→ What this task involves
Please reproduce the data in its entirety, word for word.

→ Information supplied
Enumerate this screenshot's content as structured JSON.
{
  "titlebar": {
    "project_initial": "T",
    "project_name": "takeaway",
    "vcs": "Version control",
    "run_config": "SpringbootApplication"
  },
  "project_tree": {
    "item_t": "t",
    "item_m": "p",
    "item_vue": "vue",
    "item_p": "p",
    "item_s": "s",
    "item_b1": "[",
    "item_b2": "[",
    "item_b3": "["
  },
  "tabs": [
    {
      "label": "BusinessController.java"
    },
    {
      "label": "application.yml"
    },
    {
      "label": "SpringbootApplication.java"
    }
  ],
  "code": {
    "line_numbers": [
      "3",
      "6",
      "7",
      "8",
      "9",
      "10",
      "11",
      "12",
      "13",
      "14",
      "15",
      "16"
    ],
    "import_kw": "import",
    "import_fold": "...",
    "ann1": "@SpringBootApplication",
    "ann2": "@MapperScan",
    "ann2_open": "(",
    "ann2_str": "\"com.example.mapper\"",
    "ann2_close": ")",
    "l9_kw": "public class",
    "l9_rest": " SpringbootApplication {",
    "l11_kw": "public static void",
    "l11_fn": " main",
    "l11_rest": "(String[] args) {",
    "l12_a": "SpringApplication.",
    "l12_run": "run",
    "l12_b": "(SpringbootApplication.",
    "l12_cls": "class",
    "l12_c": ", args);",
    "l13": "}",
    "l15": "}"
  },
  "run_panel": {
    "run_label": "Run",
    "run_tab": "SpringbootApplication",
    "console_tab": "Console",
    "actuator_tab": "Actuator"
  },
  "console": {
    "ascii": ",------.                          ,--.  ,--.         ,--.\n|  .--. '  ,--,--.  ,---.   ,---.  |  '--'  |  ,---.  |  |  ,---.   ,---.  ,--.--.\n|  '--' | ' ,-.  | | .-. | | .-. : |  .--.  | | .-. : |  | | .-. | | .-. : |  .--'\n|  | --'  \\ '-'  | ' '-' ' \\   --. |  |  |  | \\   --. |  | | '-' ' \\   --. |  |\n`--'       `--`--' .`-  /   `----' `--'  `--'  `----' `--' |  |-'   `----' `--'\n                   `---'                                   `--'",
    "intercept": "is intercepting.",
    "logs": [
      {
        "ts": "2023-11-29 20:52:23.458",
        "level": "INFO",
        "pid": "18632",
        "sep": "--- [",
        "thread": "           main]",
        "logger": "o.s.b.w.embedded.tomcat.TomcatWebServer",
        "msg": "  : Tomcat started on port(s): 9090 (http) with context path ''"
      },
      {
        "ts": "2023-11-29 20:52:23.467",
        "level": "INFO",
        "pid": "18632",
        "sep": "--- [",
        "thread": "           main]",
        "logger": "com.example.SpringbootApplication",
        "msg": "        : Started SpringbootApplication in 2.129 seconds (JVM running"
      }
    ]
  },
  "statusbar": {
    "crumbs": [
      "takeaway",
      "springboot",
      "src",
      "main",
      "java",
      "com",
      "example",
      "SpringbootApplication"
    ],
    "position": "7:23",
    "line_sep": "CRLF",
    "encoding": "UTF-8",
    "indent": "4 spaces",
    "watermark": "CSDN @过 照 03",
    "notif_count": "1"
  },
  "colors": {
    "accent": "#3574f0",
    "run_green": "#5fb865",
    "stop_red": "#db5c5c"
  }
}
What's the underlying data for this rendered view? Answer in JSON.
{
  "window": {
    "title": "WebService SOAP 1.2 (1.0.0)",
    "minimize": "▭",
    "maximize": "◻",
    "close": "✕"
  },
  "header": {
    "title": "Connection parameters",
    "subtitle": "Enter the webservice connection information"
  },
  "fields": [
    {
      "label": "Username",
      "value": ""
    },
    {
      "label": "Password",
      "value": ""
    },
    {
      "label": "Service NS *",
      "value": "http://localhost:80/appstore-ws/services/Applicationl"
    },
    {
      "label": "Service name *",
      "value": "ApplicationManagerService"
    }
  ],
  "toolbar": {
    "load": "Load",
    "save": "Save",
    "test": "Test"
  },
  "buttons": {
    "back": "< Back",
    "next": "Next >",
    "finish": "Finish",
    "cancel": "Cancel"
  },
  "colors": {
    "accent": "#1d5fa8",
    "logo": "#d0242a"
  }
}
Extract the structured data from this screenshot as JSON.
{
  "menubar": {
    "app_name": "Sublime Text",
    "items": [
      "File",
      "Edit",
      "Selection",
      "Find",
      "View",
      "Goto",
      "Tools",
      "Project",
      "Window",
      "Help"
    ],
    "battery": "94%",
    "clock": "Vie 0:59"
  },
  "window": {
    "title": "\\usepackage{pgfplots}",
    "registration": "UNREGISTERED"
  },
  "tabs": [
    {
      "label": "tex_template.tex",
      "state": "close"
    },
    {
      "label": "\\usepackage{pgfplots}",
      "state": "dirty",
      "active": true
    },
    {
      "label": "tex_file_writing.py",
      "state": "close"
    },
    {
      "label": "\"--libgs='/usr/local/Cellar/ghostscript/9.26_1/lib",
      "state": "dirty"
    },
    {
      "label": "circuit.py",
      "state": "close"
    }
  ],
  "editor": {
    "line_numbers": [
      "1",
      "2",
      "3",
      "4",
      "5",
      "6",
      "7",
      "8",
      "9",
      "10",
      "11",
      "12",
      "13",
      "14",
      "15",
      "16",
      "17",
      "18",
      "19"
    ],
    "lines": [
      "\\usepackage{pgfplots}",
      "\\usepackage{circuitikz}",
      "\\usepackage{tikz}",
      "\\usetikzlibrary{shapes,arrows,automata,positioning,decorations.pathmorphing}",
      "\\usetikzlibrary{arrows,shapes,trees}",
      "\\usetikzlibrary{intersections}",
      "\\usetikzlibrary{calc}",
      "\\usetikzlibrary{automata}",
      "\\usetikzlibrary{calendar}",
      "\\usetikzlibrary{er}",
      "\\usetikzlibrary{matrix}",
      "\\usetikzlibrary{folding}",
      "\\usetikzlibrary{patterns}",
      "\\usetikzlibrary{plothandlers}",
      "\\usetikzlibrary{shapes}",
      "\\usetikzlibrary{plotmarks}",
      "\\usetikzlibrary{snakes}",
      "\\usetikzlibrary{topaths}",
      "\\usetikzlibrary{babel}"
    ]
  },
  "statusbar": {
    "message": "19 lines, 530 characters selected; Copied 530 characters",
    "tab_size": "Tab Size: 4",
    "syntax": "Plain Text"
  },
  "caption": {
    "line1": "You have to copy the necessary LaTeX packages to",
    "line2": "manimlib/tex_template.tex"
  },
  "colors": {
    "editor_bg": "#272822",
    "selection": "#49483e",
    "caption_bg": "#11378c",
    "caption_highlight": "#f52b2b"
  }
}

→ Output for this exercise
Enumerate this screenshot's content as structured JSON.
{
  "titlebar": {
    "project_initial": "T",
    "project_name": "takeaway",
    "vcs": "Version control",
    "run_config": "SpringbootApplication"
  },
  "project_tree": {
    "item_t": "t",
    "item_m": "p",
    "item_vue": "vue",
    "item_p": "p",
    "item_s": "s",
    "item_b1": "[",
    "item_b2": "[",
    "item_b3": "["
  },
  "tabs": [
    {
      "label": "BusinessController.java"
    },
    {
      "label": "application.yml"
    },
    {
      "label": "SpringbootApplication.java"
    }
  ],
  "code": {
    "line_numbers": [
      "3",
      "6",
      "7",
      "8",
      "9",
      "10",
      "11",
      "12",
      "13",
      "14",
      "15",
      "16"
    ],
    "import_kw": "import",
    "import_fold": "...",
    "ann1": "@SpringBootApplication",
    "ann2": "@MapperScan",
    "ann2_open": "(",
    "ann2_str": "\"com.example.mapper\"",
    "ann2_close": ")",
    "l9_kw": "public class",
    "l9_rest": " SpringbootApplication {",
    "l11_kw": "public static void",
    "l11_fn": " main",
    "l11_rest": "(String[] args) {",
    "l12_a": "SpringApplication.",
    "l12_run": "run",
    "l12_b": "(SpringbootApplication.",
    "l12_cls": "class",
    "l12_c": ", args);",
    "l13": "}",
    "l15": "}"
  },
  "run_panel": {
    "run_label": "Run",
    "run_tab": "SpringbootApplication",
    "console_tab": "Console",
    "actuator_tab": "Actuator"
  },
  "console": {
    "ascii": ",------.                          ,--.  ,--.         ,--.\n|  .--. '  ,--,--.  ,---.   ,---.  |  '--'  |  ,---.  |  |  ,---.   ,---.  ,--.--.\n|  '--' | ' ,-.  | | .-. | | .-. : |  .--.  | | .-. : |  | | .-. | | .-. : |  .--'\n|  | --'  \\ '-'  | ' '-' ' \\   --. |  |  |  | \\   --. |  | | '-' ' \\   --. |  |\n`--'       `--`--' .`-  /   `----' `--'  `--'  `----' `--' |  |-'   `----' `--'\n                   `---'                                   `--'",
    "intercept": "is intercepting.",
    "logs": [
      {
        "ts": "2023-11-29 20:52:23.458",
        "level": "INFO",
        "pid": "18632",
        "sep": "--- [",
        "thread": "           main]",
        "logger": "o.s.b.w.embedded.tomcat.TomcatWebServer",
        "msg": "  : Tomcat started on port(s): 9090 (http) with context path ''"
      },
      {
        "ts": "2023-11-29 20:52:23.467",
        "level": "INFO",
        "pid": "18632",
        "sep": "--- [",
        "thread": "           main]",
        "logger": "com.example.SpringbootApplication",
        "msg": "        : Started SpringbootApplication in 2.129 seconds (JVM running"
      }
    ]
  },
  "statusbar": {
    "crumbs": [
      "takeaway",
      "springboot",
      "src",
      "main",
      "java",
      "com",
      "example",
      "SpringbootApplication"
    ],
    "position": "7:23",
    "line_sep": "CRLF",
    "encoding": "UTF-8",
    "indent": "4 spaces",
    "watermark": "CSDN @过 照 03",
    "notif_count": "1"
  },
  "colors": {
    "accent": "#3574f0",
    "run_green": "#5fb865",
    "stop_red": "#db5c5c"
  }
}
What's the underlying data for this rendered view? Answer in JSON.
{
  "window": {
    "title": "WebService SOAP 1.2 (1.0.0)",
    "minimize": "▭",
    "maximize": "◻",
    "close": "✕"
  },
  "header": {
    "title": "Connection parameters",
    "subtitle": "Enter the webservice connection information"
  },
  "fields": [
    {
      "label": "Username",
      "value": ""
    },
    {
      "label": "Password",
      "value": ""
    },
    {
      "label": "Service NS *",
      "value": "http://localhost:80/appstore-ws/services/Applicationl"
    },
    {
      "label": "Service name *",
      "value": "ApplicationManagerService"
    }
  ],
  "toolbar": {
    "load": "Load",
    "save": "Save",
    "test": "Test"
  },
  "buttons": {
    "back": "< Back",
    "next": "Next >",
    "finish": "Finish",
    "cancel": "Cancel"
  },
  "colors": {
    "accent": "#1d5fa8",
    "logo": "#d0242a"
  }
}
Extract the structured data from this screenshot as JSON.
{
  "menubar": {
    "app_name": "Sublime Text",
    "items": [
      "File",
      "Edit",
      "Selection",
      "Find",
      "View",
      "Goto",
      "Tools",
      "Project",
      "Window",
      "Help"
    ],
    "battery": "94%",
    "clock": "Vie 0:59"
  },
  "window": {
    "title": "\\usepackage{pgfplots}",
    "registration": "UNREGISTERED"
  },
  "tabs": [
    {
      "label": "tex_template.tex",
      "state": "close"
    },
    {
      "label": "\\usepackage{pgfplots}",
      "state": "dirty",
      "active": true
    },
    {
      "label": "tex_file_writing.py",
      "state": "close"
    },
    {
      "label": "\"--libgs='/usr/local/Cellar/ghostscript/9.26_1/lib",
      "state": "dirty"
    },
    {
      "label": "circuit.py",
      "state": "close"
    }
  ],
  "editor": {
    "line_numbers": [
      "1",
      "2",
      "3",
      "4",
      "5",
      "6",
      "7",
      "8",
      "9",
      "10",
      "11",
      "12",
      "13",
      "14",
      "15",
      "16",
      "17",
      "18",
      "19"
    ],
    "lines": [
      "\\usepackage{pgfplots}",
      "\\usepackage{circuitikz}",
      "\\usepackage{tikz}",
      "\\usetikzlibrary{shapes,arrows,automata,positioning,decorations.pathmorphing}",
      "\\usetikzlibrary{arrows,shapes,trees}",
      "\\usetikzlibrary{intersections}",
      "\\usetikzlibrary{calc}",
      "\\usetikzlibrary{automata}",
      "\\usetikzlibrary{calendar}",
      "\\usetikzlibrary{er}",
      "\\usetikzlibrary{matrix}",
      "\\usetikzlibrary{folding}",
      "\\usetikzlibrary{patterns}",
      "\\usetikzlibrary{plothandlers}",
      "\\usetikzlibrary{shapes}",
      "\\usetikzlibrary{plotmarks}",
      "\\usetikzlibrary{snakes}",
      "\\usetikzlibrary{topaths}",
      "\\usetikzlibrary{babel}"
    ]
  },
  "statusbar": {
    "message": "19 lines, 530 characters selected; Copied 530 characters",
    "tab_size": "Tab Size: 4",
    "syntax": "Plain Text"
  },
  "caption": {
    "line1": "You have to copy the necessary LaTeX packages to",
    "line2": "manimlib/tex_template.tex"
  },
  "colors": {
    "editor_bg": "#272822",
    "selection": "#49483e",
    "caption_bg": "#11378c",
    "caption_highlight": "#f52b2b"
  }
}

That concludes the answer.